Intercontinental David Pietro Place

The Hotel Intercontinental David

The hotel staff at the Intercontinental David were nice but not overly friendly – like they didn’t quite trust us.  The service was decent, but not brilliant, as if they had other things on their mind.  And obviously they do!  Everything was spotless and clean but there was an edge and you always had this feeling that you were an outsider.  And we were.

The guides went out of their way to put their point of view across and everyone had the same point of view.  It was logical and understandable but sometimes it formed a gulf as if they suspected that you were probably too sympathetic to the Palestinians.  But in spite of all of this, I started to like the place. The buzz of Tel Aviv got to me.  I liked the mix and the history and the California feel to the beachfront.  I liked the scene at night and unashamedly, the Bauhaus architecture.  The tension became part of the vibe and I was getting the hang of the place.

Welcome to Tel Aviv Pietro Place

Welcome to Tel Aviv

When we got off the plane, the guy with the sign was right there. Perfect. Welcome to Tel Aviv, ACIS and Pietro Place!

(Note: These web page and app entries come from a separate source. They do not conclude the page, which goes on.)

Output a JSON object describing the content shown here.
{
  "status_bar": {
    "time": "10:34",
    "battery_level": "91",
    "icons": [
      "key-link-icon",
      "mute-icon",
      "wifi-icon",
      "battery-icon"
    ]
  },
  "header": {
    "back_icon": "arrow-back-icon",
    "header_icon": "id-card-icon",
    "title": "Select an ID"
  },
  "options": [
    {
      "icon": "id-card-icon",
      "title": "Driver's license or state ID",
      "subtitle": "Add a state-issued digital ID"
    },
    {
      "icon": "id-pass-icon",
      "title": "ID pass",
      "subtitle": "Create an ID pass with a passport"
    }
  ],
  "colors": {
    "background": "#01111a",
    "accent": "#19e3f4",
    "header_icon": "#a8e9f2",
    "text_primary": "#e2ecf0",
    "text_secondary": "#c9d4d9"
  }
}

The interrogation that I had feared was nonexistent and we were through and walking to the van in next to no time.

It is a short drive into the center and our hotel, the Intercontinental David, was in a nice neighborhood close to an old market place.  It was a 5 minute walk to the beach which honestly is never far away in Tel Aviv.  We met up with some friends and strolled along the promenade towards Jaffa, the old city, and had fabulous seafood overlooking the sandy beach and the Mediterranean.  It was dark, but it sure looked good to me.

Welcome to Tel Aviv Pietro Place